Today we used painter's tape and foam stickers to create some resist paintings.  The kids made pictures, letters, and designs using the tape and stickers (and worked really hard at peeling the backs off the stickers and learning how to rip the tape off the roll - great fine motor work!), and then used watercolors to paint around their designs.
Once they were done painting, most of the kids peeled off all of their designs to see the picture that it left underneath!
     Today we did a simple finger-painting activity (which usually turns into an "up-to-the-elbows" painting activity for at least a few of the kids!) to make some beautiful fall trees!  We first talked about how our trees have been changing, and I had the kids tell me which colors they have seen on the trees.  Using those colors, they then painted their tree-tops and we stuck those into the cardboard tube trunks.
Preschool finger painting fall trees
Our beautiful fall forest!
Preschool color wheel
    The kids and I have had so much fun with our color wheel project over the past several weeks!  As we wrap it up this week, I had the kids help me sort out some purple objects to fill in the last section of the big color wheel.  They also each got to make their own color wheel to take home with them.  We started the individual color wheels out with a few dabs of paint for them to spread and mix together.

My favorite part was hearing the kids announce what was happening as they mixed the secondary colors, "I mixed blue and red and I made purple!"  :) Once the kids had finished painting, I set out a bowl of small colorful items for them to sort into each section of their color wheel.
    Since adding objects to our big color wheel has been an exciting part of our day for so many weeks, they are very excited to have their very own color wheels to take home with them!

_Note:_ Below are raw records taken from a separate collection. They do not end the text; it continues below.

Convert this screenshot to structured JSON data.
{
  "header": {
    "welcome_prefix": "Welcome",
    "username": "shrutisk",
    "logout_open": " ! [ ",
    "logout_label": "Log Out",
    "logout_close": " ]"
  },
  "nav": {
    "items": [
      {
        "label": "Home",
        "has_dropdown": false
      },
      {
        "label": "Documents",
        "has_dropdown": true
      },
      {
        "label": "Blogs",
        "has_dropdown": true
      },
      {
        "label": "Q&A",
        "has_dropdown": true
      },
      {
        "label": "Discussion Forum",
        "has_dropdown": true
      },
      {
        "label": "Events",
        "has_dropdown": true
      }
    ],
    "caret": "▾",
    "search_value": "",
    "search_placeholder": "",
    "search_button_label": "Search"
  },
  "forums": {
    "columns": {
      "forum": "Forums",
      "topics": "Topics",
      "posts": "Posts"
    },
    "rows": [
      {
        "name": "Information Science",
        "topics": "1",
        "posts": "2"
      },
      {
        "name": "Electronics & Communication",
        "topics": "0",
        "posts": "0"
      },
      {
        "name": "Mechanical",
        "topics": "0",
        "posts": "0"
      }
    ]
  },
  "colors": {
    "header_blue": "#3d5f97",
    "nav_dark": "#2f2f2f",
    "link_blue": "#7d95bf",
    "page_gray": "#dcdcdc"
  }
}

    On Monday we used some paper cutouts of fall objects, like leaves and apples, to make some fun paint prints!
Most of the kids had so much fun painting that the shapes ended up under several more layers of color, but we had fun with the process! :)
    We have been having a lot of fun with the color green this week, including a couple of different ways to see how we can make green.  First, we started with a tub of blue and a tub of yellow water beads, and the kids mixed some of each together for us to observe.  Since the water beads absorb and release moisture, they all exchanged their colors and we ended up with a bowl of green water beads!

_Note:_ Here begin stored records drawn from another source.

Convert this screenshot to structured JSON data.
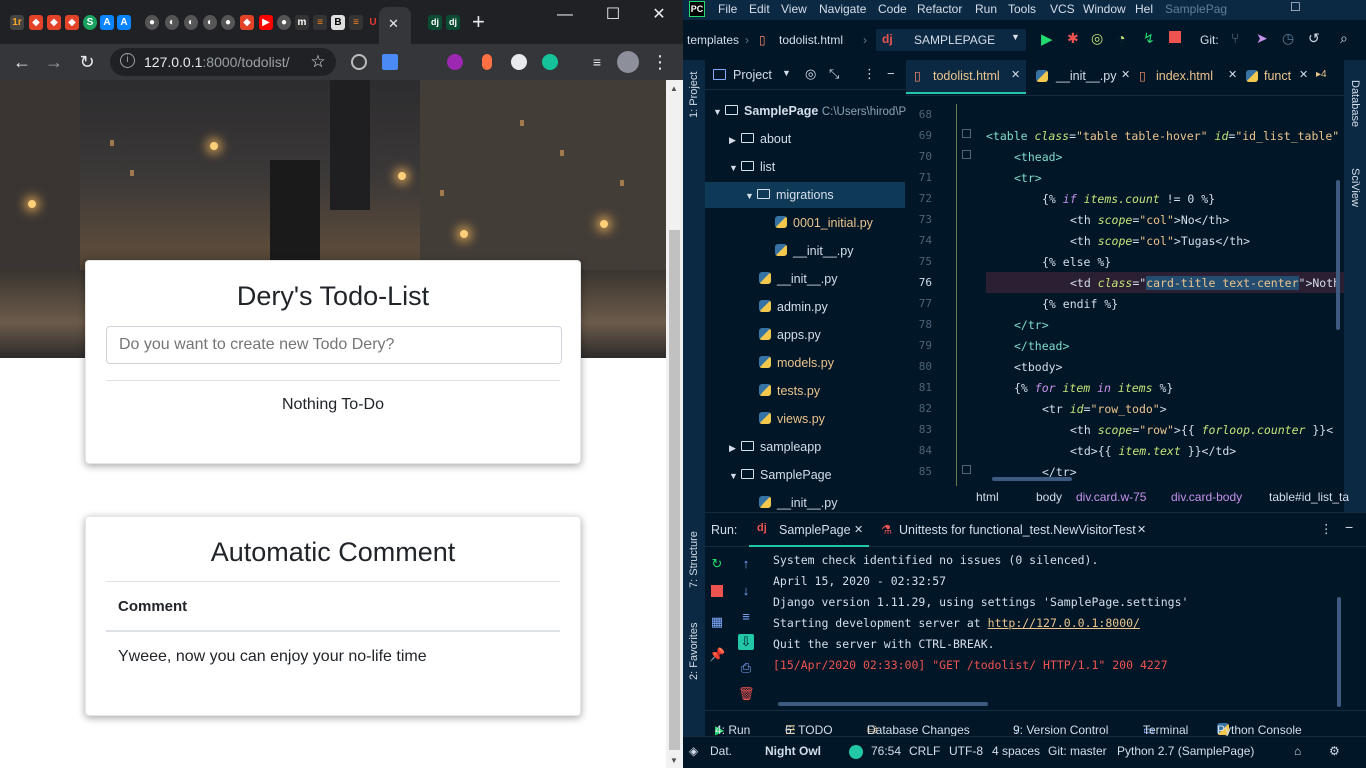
{
  "browser": {
    "tabs": [
      "dj",
      "dj"
    ],
    "url_host": "127.0.0.1",
    "url_rest": ":8000/todolist/",
    "new_tab": "+",
    "minimize": "—",
    "maximize": "☐",
    "close": "✕"
  },
  "page": {
    "todo_title": "Dery's Todo-List",
    "todo_placeholder": "Do you want to create new Todo Dery?",
    "empty_text": "Nothing To-Do",
    "comment_title": "Automatic Comment",
    "comment_header": "Comment",
    "comment_text": "Yweee, now you can enjoy your no-life time"
  },
  "ide": {
    "menu": [
      "File",
      "Edit",
      "View",
      "Navigate",
      "Code",
      "Refactor",
      "Run",
      "Tools",
      "VCS",
      "Window",
      "Hel"
    ],
    "project_name_title": "SamplePag",
    "nav_folder": "templates",
    "nav_file": "todolist.html",
    "run_config": "SAMPLEPAGE",
    "git_label": "Git:",
    "project_label": "Project",
    "left_tools": [
      "1: Project",
      "7: Structure",
      "2: Favorites"
    ],
    "right_tools": [
      "Database",
      "SciView"
    ],
    "tree": [
      {
        "label": "SamplePage",
        "extra": "C:\\Users\\hirod\\P"
      },
      {
        "label": "about"
      },
      {
        "label": "list"
      },
      {
        "label": "migrations"
      },
      {
        "label": "0001_initial.py"
      },
      {
        "label": "__init__.py"
      },
      {
        "label": "__init__.py"
      },
      {
        "label": "admin.py"
      },
      {
        "label": "apps.py"
      },
      {
        "label": "models.py"
      },
      {
        "label": "tests.py"
      },
      {
        "label": "views.py"
      },
      {
        "label": "sampleapp"
      },
      {
        "label": "SamplePage"
      },
      {
        "label": "__init__.py"
      }
    ],
    "editor_tabs": [
      "todolist.html",
      "__init__.py",
      "index.html",
      "funct"
    ],
    "editor_tab_count": "4",
    "line_numbers": [
      "68",
      "69",
      "70",
      "71",
      "72",
      "73",
      "74",
      "75",
      "76",
      "77",
      "78",
      "79",
      "80",
      "81",
      "82",
      "83",
      "84",
      "85"
    ],
    "code": {
      "l69_a": "<table ",
      "l69_b": "class",
      "l69_c": "=",
      "l69_d": "\"table table-hover\"",
      "l69_e": " id",
      "l69_f": "=",
      "l69_g": "\"id_list_table\"",
      "l70": "<thead>",
      "l71": "<tr>",
      "l72_a": "{% ",
      "l72_b": "if ",
      "l72_c": "items.count",
      "l72_d": " != 0 %}",
      "l73_a": "<th ",
      "l73_b": "scope",
      "l73_c": "=",
      "l73_d": "\"col\"",
      "l73_e": ">No</th>",
      "l74_a": "<th ",
      "l74_b": "scope",
      "l74_c": "=",
      "l74_d": "\"col\"",
      "l74_e": ">Tugas</th>",
      "l75": "{% else %}",
      "l76_a": "<td ",
      "l76_b": "class",
      "l76_c": "=\"",
      "l76_d": "card-title text-center",
      "l76_e": "\">Noth",
      "l77": "{% endif %}",
      "l78": "</tr>",
      "l79": "</thead>",
      "l80": "<tbody>",
      "l81_a": "{% ",
      "l81_b": "for ",
      "l81_c": "item ",
      "l81_d": "in ",
      "l81_e": "items",
      "l81_f": " %}",
      "l82_a": "<tr ",
      "l82_b": "id",
      "l82_c": "=",
      "l82_d": "\"row_todo\"",
      "l82_e": ">",
      "l83_a": "<th ",
      "l83_b": "scope",
      "l83_c": "=",
      "l83_d": "\"row\"",
      "l83_e": ">{{ ",
      "l83_f": "forloop.counter",
      "l83_g": " }}<",
      "l84_a": "<td>{{ ",
      "l84_b": "item.text",
      "l84_c": " }}</td>",
      "l85": "</tr>"
    },
    "breadcrumbs": [
      "html",
      "body",
      "div.card.w-75",
      "div.card-body",
      "table#id_list_ta"
    ],
    "run_label": "Run:",
    "run_tabs": [
      "SamplePage",
      "Unittests for functional_test.NewVisitorTest"
    ],
    "console": [
      "System check identified no issues (0 silenced).",
      "April 15, 2020 - 02:32:57",
      "Django version 1.11.29, using settings 'SamplePage.settings'",
      "Starting development server at ",
      "Quit the server with CTRL-BREAK.",
      "[15/Apr/2020 02:33:00] \"GET /todolist/ HTTP/1.1\" 200 4227"
    ],
    "console_link": "http://127.0.0.1:8000/",
    "bottom_tools": [
      "4: Run",
      "6: TODO",
      "Database Changes",
      "9: Version Control",
      "Terminal",
      "Python Console"
    ],
    "status": {
      "left": "Dat.",
      "theme": "Night Owl",
      "position": "76:54",
      "line_sep": "CRLF",
      "encoding": "UTF-8",
      "indent": "4 spaces",
      "git": "Git: master",
      "interpreter": "Python 2.7 (SamplePage)"
    }
  },
  "colors": {
    "ide_bg": "#011627",
    "browser_dark": "#202124",
    "accent_green": "#22da6e",
    "error_red": "#ef5350"
  }
}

    Today, we played with some big clear bags of paint.  Each bag had both blue and yellow paint inside, so as the kids drew and wrote with their fingers on the bags, they mixed the two colors together to make green!

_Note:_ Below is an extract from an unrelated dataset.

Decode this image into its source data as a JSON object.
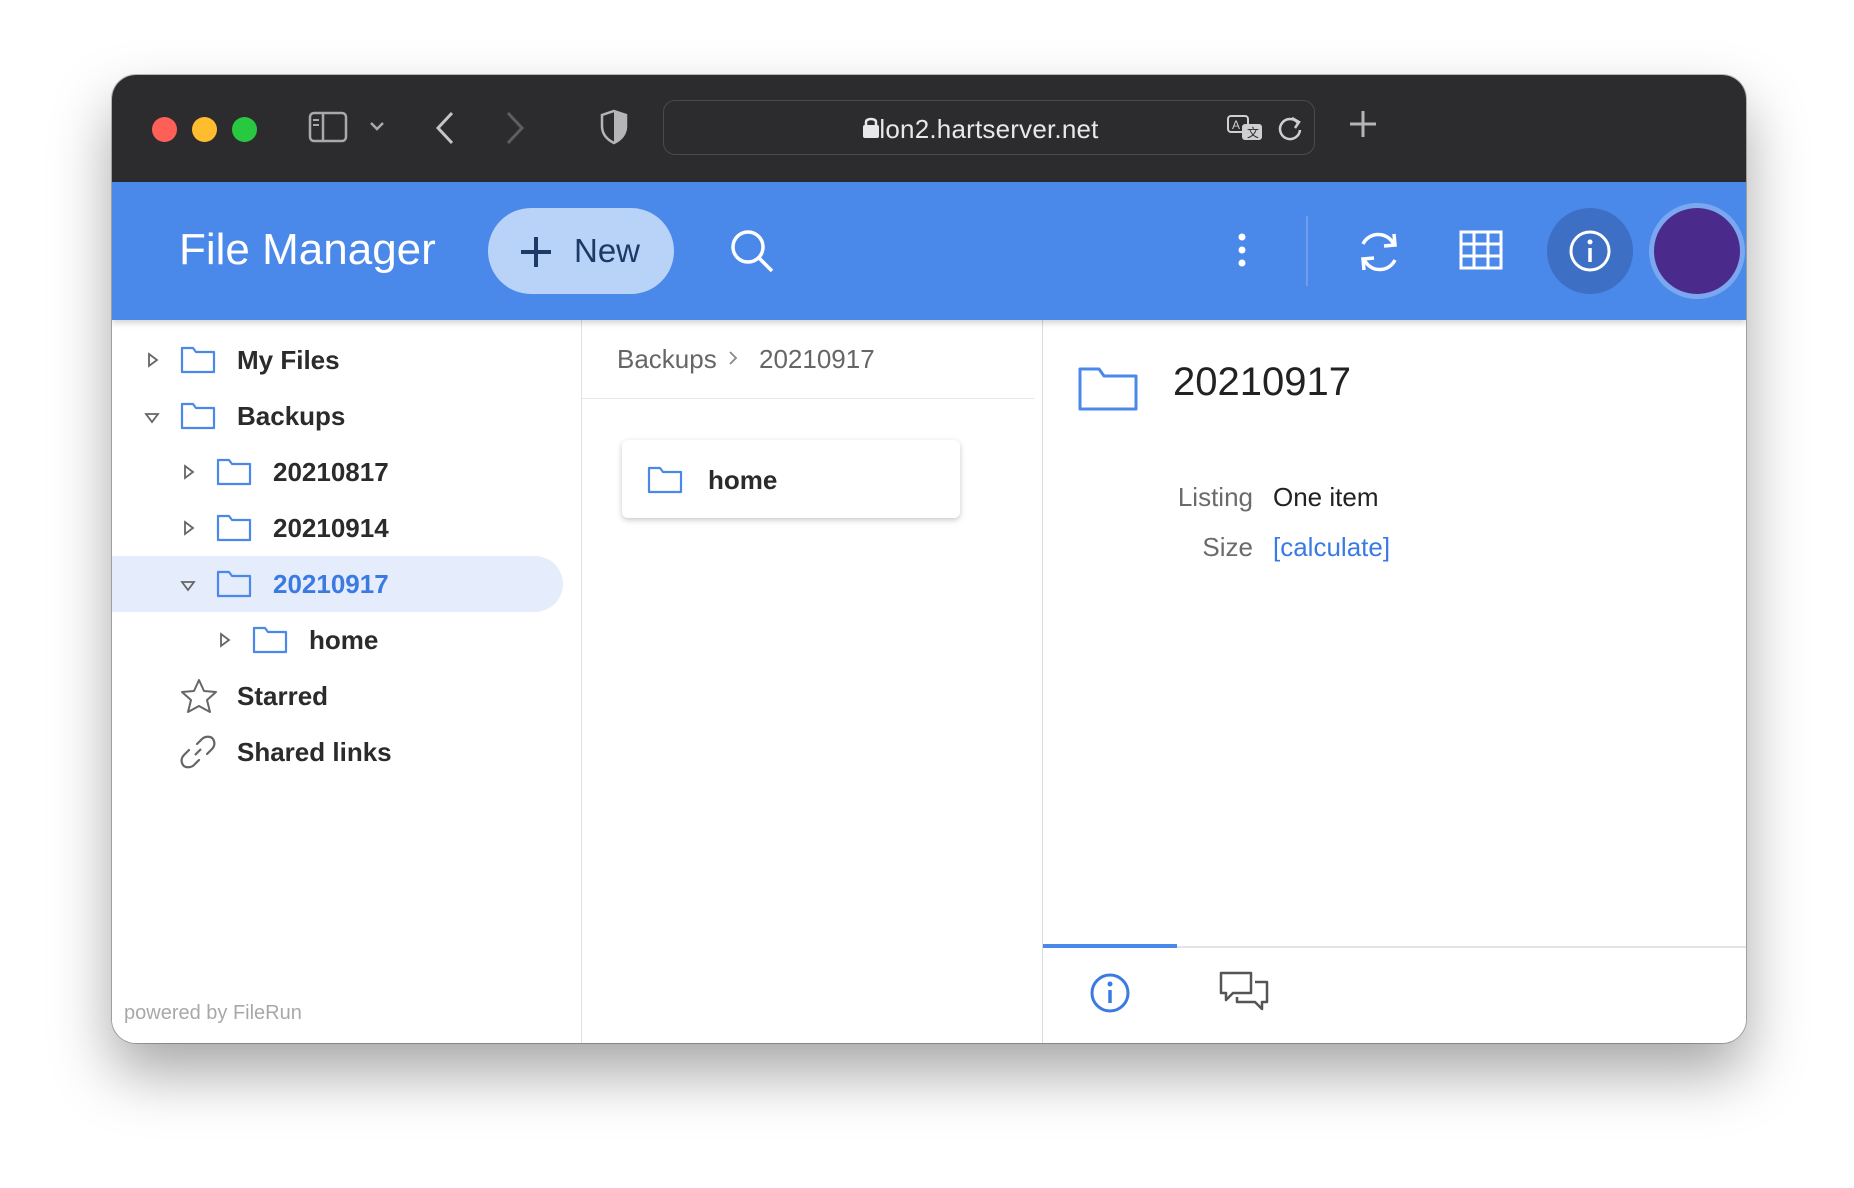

    We dove into a fun sensory tub experience this morning that consisted of a tub full of shaving cream and frozen cubes of paint.  We took the tub outside, so as the cubes melted and the kids swirled them around, they colored the shaving cream.  There were a lot of opportunities for exploration in this activity, and it was fun to hear the kids talk about how it felt (squishy, soft, cold when they found a paint cube), and how it looked, what colors they were finding, and so on.
    If you are interested in learning more about why we do sensory activities (besides just FUN!) there are a couple of great articles explaining the benefits of sensory activities for children by Amanda Morgan of NotJustCute, and Angie Dorrell of Early Childhood News.  Basically, children are designed to receive and process information from all around them by using all of their senses.  From before they can verbalize any of their thoughts, they are gathering information at an amazing pace by seeing, hearing, smelling, touching, and tasting things around them.  So, the more opportunities we give children to experience new sensory information, the more opportunities they have to learn.  In this way, sensory play promotes cognitive development, and also aides in things like language development (as we talk about what they are experiencing), social and emotional development, physical development, and creative development.
    We had a lot of fun getting messy and we were learning a lot, too! :)